But our call, based on the love God has extended to us, is to extend that same love to those around us.

Is that messy? Yes. Is that easy? No. Will that cost you something? Yes. Is the grace God extended to you messy? Yes. Was it easy? No. Did it cost God something? Yes.

This week, today, tomorrow, you have a tangible opportunity to show someone what the grace and love of God are like. The grace and love of God that have been given to you.

Can Suffering Bring Any Joy or Happiness?


Contrary to what might be expected, I look back on experiences that at the time seemed especially desolating and painful with particular satisfaction. Indeed, I can say with complete truthfulness that everything I have learned in my 75 years in this world, everything that has truly enhanced and enlightened my existence, has been through affliction and not through happiness, whether pursued or attained. In other words, if it ever were to be possible to eliminate affliction from our earthly existence by means of some drug or other medical mumbo jumbo…the result would not be to make life delectable, but to make it too banal and trivial to be endurable. This, of course, is what the Cross signifies. And it is the Cross, more than anything else, that has called me inexorably to Christ. -Malcolm Muggeridge

A Prayerful Response to the Election

As we move towards the election, many of us have different thoughts about it, the candidates and the direction of our country. Some are excited, some are fearful, some are indifferent. Elections create joy and anxiety for different people.

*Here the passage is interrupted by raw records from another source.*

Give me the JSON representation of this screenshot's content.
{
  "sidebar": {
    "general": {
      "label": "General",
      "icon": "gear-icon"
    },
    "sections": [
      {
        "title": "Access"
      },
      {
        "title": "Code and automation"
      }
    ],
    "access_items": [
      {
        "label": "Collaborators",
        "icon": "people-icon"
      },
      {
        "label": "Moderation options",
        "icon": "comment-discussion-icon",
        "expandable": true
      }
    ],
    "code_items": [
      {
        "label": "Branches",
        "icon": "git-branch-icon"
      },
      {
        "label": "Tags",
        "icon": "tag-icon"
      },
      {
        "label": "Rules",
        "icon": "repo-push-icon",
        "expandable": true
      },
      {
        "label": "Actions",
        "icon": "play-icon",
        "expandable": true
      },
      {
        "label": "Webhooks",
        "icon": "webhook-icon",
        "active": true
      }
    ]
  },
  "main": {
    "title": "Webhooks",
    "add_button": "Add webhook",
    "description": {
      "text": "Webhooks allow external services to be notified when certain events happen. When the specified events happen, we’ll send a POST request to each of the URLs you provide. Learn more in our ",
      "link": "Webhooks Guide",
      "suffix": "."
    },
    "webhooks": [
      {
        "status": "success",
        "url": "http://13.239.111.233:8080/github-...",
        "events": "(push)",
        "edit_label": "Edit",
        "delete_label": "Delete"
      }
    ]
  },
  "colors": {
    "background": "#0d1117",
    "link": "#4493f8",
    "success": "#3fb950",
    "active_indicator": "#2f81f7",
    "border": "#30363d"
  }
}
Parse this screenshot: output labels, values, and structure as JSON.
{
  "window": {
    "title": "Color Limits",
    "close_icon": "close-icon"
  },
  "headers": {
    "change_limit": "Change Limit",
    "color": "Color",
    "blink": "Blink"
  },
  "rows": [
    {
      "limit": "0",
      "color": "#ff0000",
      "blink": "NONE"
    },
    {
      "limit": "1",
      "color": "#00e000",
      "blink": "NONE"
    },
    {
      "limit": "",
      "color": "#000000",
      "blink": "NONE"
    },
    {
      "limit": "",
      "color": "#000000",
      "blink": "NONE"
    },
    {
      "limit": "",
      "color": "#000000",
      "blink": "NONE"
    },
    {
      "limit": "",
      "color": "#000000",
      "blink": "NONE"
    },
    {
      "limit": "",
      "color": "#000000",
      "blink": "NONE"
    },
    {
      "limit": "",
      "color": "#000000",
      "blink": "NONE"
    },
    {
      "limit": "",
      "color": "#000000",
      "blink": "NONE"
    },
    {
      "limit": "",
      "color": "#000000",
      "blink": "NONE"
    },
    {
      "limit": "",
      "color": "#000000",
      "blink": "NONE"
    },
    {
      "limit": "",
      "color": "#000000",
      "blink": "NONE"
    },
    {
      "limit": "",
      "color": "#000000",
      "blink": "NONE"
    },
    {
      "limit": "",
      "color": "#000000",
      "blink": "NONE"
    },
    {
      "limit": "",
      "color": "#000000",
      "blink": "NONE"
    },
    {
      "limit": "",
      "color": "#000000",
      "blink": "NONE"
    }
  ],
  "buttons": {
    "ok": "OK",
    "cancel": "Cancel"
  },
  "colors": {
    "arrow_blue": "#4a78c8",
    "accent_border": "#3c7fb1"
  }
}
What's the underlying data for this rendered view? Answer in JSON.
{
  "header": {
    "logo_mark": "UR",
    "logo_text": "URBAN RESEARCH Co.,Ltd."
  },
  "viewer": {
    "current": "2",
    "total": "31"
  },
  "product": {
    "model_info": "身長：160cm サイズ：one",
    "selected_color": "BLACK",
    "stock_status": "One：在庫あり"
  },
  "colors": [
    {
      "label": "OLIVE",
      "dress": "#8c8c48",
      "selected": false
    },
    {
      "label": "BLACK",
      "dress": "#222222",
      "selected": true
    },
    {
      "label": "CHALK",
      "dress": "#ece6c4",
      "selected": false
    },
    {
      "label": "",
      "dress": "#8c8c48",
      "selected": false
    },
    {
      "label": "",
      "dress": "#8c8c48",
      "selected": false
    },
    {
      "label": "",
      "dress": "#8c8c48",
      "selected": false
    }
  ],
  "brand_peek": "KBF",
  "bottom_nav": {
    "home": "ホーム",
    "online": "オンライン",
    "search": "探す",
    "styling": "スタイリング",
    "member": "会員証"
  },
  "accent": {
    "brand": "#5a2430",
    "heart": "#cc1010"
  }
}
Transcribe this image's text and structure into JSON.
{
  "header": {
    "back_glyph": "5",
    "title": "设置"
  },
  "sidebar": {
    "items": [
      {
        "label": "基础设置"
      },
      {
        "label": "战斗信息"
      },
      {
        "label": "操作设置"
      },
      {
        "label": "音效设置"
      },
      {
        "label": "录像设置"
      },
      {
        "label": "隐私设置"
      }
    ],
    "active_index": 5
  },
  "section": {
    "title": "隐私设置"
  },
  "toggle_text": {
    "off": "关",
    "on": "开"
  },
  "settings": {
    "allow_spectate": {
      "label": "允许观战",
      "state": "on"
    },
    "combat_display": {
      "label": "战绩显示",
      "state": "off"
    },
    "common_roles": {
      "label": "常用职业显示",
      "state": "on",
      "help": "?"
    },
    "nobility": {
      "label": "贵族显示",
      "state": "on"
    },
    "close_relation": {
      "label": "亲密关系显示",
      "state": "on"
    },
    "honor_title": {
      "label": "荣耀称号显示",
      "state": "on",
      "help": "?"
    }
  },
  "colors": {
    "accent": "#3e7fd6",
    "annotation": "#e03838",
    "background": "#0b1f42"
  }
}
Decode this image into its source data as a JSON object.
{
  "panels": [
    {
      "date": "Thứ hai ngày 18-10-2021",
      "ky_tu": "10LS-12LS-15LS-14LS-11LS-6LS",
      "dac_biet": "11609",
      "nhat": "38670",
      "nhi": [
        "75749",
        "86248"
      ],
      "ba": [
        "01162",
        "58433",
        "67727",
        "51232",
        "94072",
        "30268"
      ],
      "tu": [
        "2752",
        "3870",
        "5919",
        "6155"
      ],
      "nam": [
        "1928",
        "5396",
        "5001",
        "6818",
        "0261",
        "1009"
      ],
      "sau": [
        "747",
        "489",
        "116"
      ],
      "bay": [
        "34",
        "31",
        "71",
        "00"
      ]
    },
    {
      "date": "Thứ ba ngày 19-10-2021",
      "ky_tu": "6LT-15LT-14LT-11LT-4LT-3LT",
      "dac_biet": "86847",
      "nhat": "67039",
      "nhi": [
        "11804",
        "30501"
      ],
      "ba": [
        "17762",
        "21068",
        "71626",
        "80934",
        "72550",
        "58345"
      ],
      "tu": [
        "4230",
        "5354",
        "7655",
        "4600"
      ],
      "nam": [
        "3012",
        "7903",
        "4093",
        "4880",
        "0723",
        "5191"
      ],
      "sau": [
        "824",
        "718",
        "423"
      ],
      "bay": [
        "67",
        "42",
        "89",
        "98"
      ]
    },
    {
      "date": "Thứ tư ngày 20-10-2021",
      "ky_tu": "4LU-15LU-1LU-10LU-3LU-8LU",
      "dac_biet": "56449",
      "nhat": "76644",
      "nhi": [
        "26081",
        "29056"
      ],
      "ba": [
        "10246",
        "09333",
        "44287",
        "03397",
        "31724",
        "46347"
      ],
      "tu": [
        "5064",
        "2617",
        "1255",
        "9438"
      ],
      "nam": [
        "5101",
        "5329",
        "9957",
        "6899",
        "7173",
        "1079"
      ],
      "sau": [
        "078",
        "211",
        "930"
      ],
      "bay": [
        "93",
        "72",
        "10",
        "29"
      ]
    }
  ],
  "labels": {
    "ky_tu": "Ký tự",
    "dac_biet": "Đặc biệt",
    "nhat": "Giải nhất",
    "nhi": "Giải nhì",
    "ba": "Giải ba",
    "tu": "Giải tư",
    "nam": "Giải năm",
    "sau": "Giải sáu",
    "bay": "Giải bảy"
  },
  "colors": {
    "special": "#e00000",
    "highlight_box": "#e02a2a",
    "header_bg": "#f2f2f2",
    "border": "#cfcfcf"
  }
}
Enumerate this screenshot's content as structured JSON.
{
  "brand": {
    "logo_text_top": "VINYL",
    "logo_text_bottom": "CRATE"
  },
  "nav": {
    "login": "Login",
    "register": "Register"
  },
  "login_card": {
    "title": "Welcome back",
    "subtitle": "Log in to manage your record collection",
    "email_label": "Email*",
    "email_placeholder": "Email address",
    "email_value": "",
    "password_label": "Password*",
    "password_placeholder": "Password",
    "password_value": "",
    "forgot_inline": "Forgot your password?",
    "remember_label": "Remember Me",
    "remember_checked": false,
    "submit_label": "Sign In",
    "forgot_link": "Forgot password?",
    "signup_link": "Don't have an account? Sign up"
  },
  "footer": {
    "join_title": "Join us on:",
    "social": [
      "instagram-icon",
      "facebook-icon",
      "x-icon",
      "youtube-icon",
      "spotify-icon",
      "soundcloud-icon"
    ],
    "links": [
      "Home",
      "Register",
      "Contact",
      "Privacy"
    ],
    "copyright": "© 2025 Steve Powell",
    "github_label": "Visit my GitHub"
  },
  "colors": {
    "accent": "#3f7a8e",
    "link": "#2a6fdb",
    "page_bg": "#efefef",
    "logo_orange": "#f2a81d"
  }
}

As followers of Jesus, we are to engage politics in a unique, distinct and attractive way.

But how do we do that?

One of the ways we can do that is by focusing ourselves through praying the Lord’s Prayer.


Our Father in heaven, hallowed be your name.

God is our good and gracious Father who always does what is good, right and perfect. A father cares deeply for his children, and our heavenly Father cares deeply for His creation.

Acknowledging that God is Father also reminds us that God is in charge. That our God is in heaven, and nothing happens without His direction and permission. While we may not always understand or agree with His direction or permission, we can rest knowing His care for us as a Father.

Your kingdom come, your will be done, on earth as it is in heaven.

We are reminded that ultimately God’s kingdom will come. God’s will will be done. Nothing can thwart that.

Regardless of the election results, we know that God is still God and Jesus is still on the throne, on earth as it is in heaven.

This is great comfort to a follower of Jesus.

Give us this day our daily bread, and forgive us our debts, as we also have forgiven our debtors.

This line helps us to remember where our needs get met and what God has done for us.

This also reminds us of where our response comes from, that we are to engage politics in a unique, distinct and attractive way. We can do this because we know that on our own, we live unforgiven, debt ridden lives. This allows us to extend the forgiveness we have received to those around us.


And lead us not into temptation, but deliver us from evil.

We are tempted to be evil when it comes to politics. We are tempted to repay evil with evil. We also need to be delivered from evil because there is evil in our world (although not always in the places we think).

This is a reminder of our fallenness apart from Jesus and our need for His grace. This reminds us of not only our need, but also that Jesus is the only deliverer. Not a political party, not a candidate, a policy or a platform. While those are tools God can and does use, they cannot save us and deliver us.

For yours is the kingdom and the power and the glory, forever.

This last line sums it up well. God is in control, forever and ever. All the kingdom, the power and the glory go to Him. Regardless of what happens in a culture or election, we can rest knowing we can live knowing that.